|Gross liabilities||The liabilities in Table 2.1 are gross pension liabilities which means the estimates, in the case of funded schemes, do not take account of any assets which have been built up to pay benefits in retirement.|
|Accrued-to-date liability (ADL)||The measure of the liability used in Table 2.1 is called the accrued-to-date liability (ADL). It includes future pension benefits due to be paid to those already retired and in the case of current workers, it is the benefit right earned to date (based on past service) which is included. The ADL measure therefore does not include an (expected) contribution period ahead of current workers. For example, in the case of a 28 year old worker entitled to the State Pension (Contributory) at age 68, the remaining 40 year contribution period will not be incorporated in the ADL estimate in Table 2.1, only the rights built up during the individual’s career to date will be considered.|
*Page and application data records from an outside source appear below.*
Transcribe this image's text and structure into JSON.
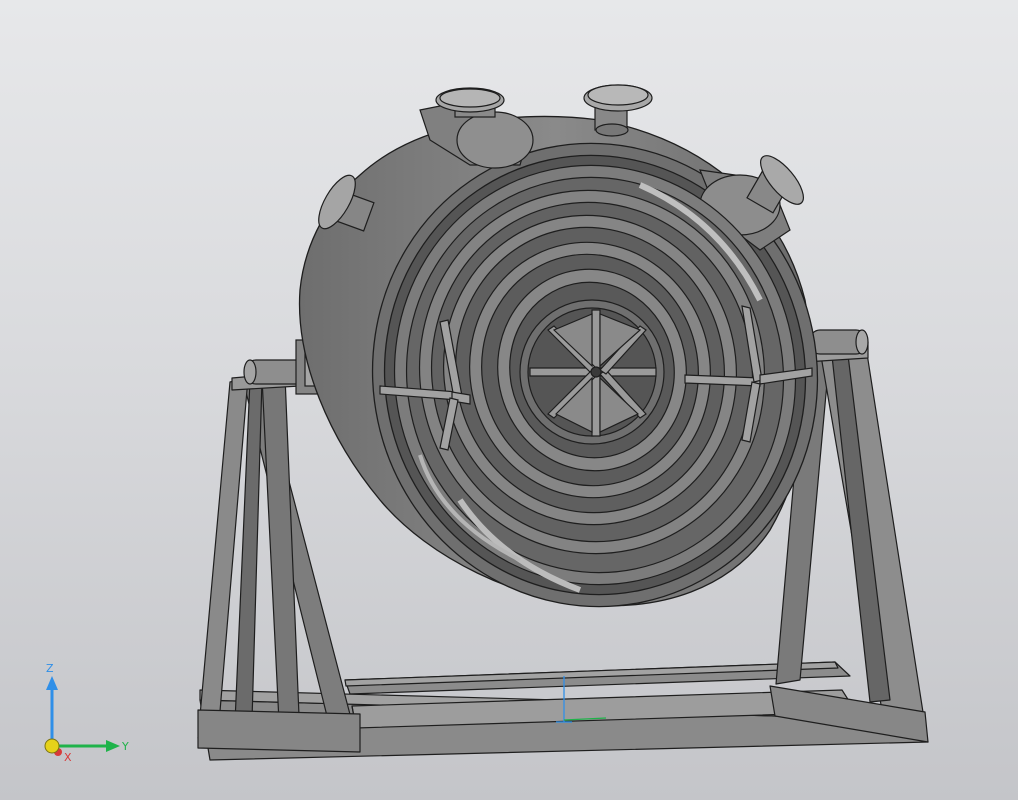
{
  "viewport": {
    "background_top": "#e7e8ea",
    "background_bottom": "#c4c5c9"
  },
  "model": {
    "shade_dark": "#5f5f5f",
    "shade_mid": "#7b7b7b",
    "shade_light": "#9a9a9a",
    "edge": "#1e1e1e"
  },
  "triad": {
    "z_label": "Z",
    "y_label": "Y",
    "x_label": "X",
    "z_color": "#2f8fe8",
    "y_color": "#1fb34a",
    "x_color": "#d83a3a",
    "origin_color": "#e6d21a"
  },
  "origin_marker": {
    "z_color": "#2f8fe8",
    "y_color": "#1fb34a"
  }
}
|Fiscal sustainability||The ADL measure of pension entitlements as they appear in Table 2.1 do not allow any conclusions to be drawn as to the sustainability of the pension scheme as the estimates do not include pension rights that will be built up in the future. In addition, the ADL measure does not take account of assets of funded schemes or future PRSI contributions which also need to be considered when measuring fiscal sustainability.|
|Debt||For government managed schemes appearing in columns G and H, these are not liabilities in the sense of a debt which has been borrowed and has to be repaid but in the sense that they represent the obligations which are outstanding, as defined by current pension rules and legislation.|
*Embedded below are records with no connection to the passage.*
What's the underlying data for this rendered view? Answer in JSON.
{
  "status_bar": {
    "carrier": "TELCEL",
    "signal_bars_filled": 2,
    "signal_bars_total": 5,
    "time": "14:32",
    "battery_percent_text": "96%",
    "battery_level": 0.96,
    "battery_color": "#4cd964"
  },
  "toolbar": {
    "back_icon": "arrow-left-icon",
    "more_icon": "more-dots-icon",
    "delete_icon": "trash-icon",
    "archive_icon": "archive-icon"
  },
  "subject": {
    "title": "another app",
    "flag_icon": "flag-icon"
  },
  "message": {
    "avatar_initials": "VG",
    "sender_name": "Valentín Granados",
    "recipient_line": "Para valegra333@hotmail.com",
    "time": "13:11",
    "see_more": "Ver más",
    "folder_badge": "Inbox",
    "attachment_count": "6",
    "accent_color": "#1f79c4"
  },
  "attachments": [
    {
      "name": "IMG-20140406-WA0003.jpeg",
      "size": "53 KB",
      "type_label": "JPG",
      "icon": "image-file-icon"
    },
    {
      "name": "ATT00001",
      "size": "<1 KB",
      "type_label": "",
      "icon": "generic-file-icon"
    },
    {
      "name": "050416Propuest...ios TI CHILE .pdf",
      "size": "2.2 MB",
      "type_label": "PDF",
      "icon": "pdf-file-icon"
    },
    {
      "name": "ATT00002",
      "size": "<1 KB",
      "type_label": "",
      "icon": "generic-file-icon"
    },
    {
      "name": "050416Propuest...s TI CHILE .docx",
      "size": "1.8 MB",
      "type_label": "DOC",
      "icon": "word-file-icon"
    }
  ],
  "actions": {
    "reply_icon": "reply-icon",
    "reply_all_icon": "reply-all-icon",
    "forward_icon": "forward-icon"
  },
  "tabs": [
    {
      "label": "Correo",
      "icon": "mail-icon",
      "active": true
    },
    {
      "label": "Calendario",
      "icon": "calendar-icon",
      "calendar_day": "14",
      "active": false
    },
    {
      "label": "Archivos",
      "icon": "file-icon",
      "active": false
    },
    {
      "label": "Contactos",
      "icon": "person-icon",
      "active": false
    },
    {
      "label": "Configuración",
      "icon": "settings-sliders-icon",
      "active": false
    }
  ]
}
|Liabilities and entitlements||Table 2.1 is compiled using data on obligations or liabilities of pension providers in Ireland. These are also entitlements or assets of households and can be viewed as such when interpreting the statistics.|
|Scope||The ADL as defined in Table 2.1 comprises both state and private pensions, but does not include means-tested state benefits such as State Pension (Non-Contributory) or private savings plans such as Personal Retirement Savings Accounts (PRSAs) and Retirement Annuity Contracts (RACs).|
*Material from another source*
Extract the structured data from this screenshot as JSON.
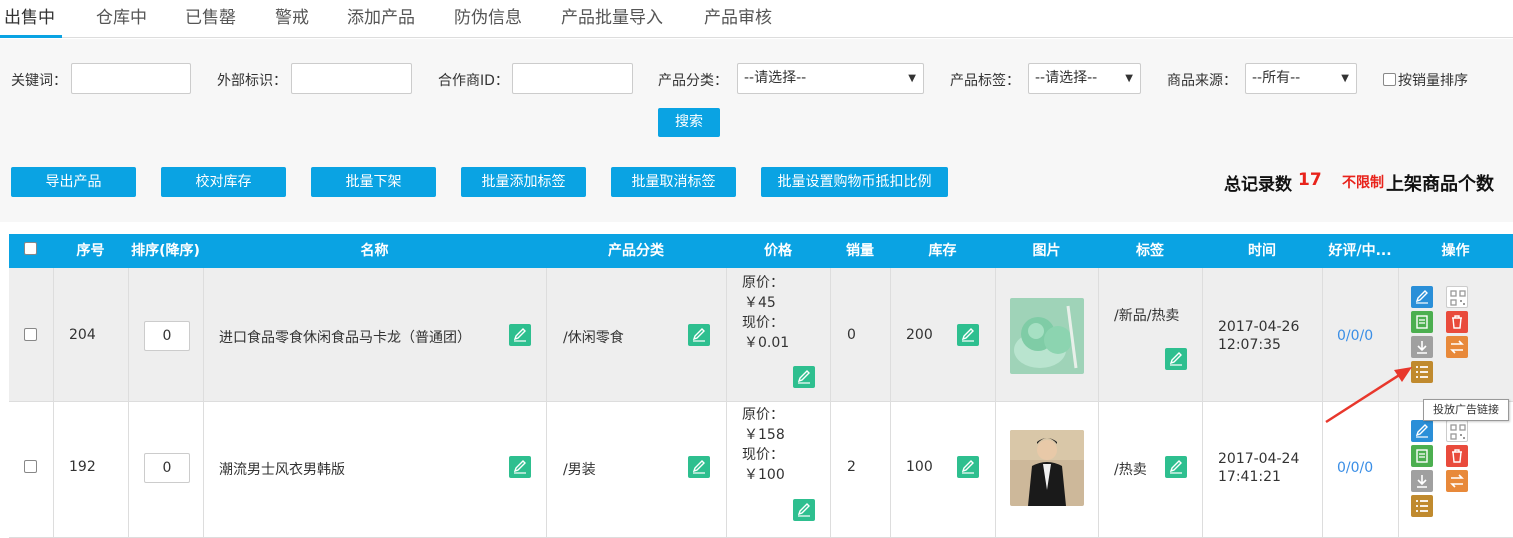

|Discount Rate||The discount rate is one of the most crucial assumptions used in the actuarial estimation of the ADL for defined benefit schemes. The accumulated impact of the rate chosen to discount projected cash-flows over a prolonged period is very high. The Eurostat Technical Guide recommends that, for government managed pension schemes, the discount rate is set at 2% in real terms and 4% in nominal terms.|
The Eurostat table on pension entitlements (also known as Table 29) has been adapted in this publication to reflect the Irish pension system, the results of which appear in Chapter 2 (Table 2.1) along with a comparison with other EU countries. Chapter 3 provides further detail on funded occupational schemes and Chapter 4 looks at government managed pension schemes including a sensitivity analysis based on a +/- 1 percentage point change to the discount rate for these schemes.
The Background Notes in Chapter 5 provide detail on the compilation of Table 2.1 in terms of scope; column and row definitions; assumptions used; and modelling of government managed schemes. It also briefly examines the accrued-to-date liability (ADL) approach as a sustainability measure.
1The CSO is required, under Regulation (EU) No 549/2013 on the European system of national and regional accounts in the European Union, to compile a supplementary table on accrued-to-date pension entitlements in social insurance (Table 29). Updates are required at three year intervals with the data for 2018 transmitted to Eurostat before the deadline of December 31, 2020.
2Since 2012, trustees of defined benefit schemes subject to the funding standard as set out in the Pensions Act have been required to submit an Annual Actuarial Data Return (AADR) to the Pensions Authority.
3Department of Public Expenditure and Reform (2020). Actuarial Review of Public Service Occupational Pensions in Ireland. (PDF)
4Department of Social Protection (2021). Actuarial Review of Social Security Pension Schemes in Ireland as required by EU Regulation 549/2013.
5Eurostat, European Central Bank. (2020). Technical Compilation Guide for Pension Data in National Accounts. (PDF)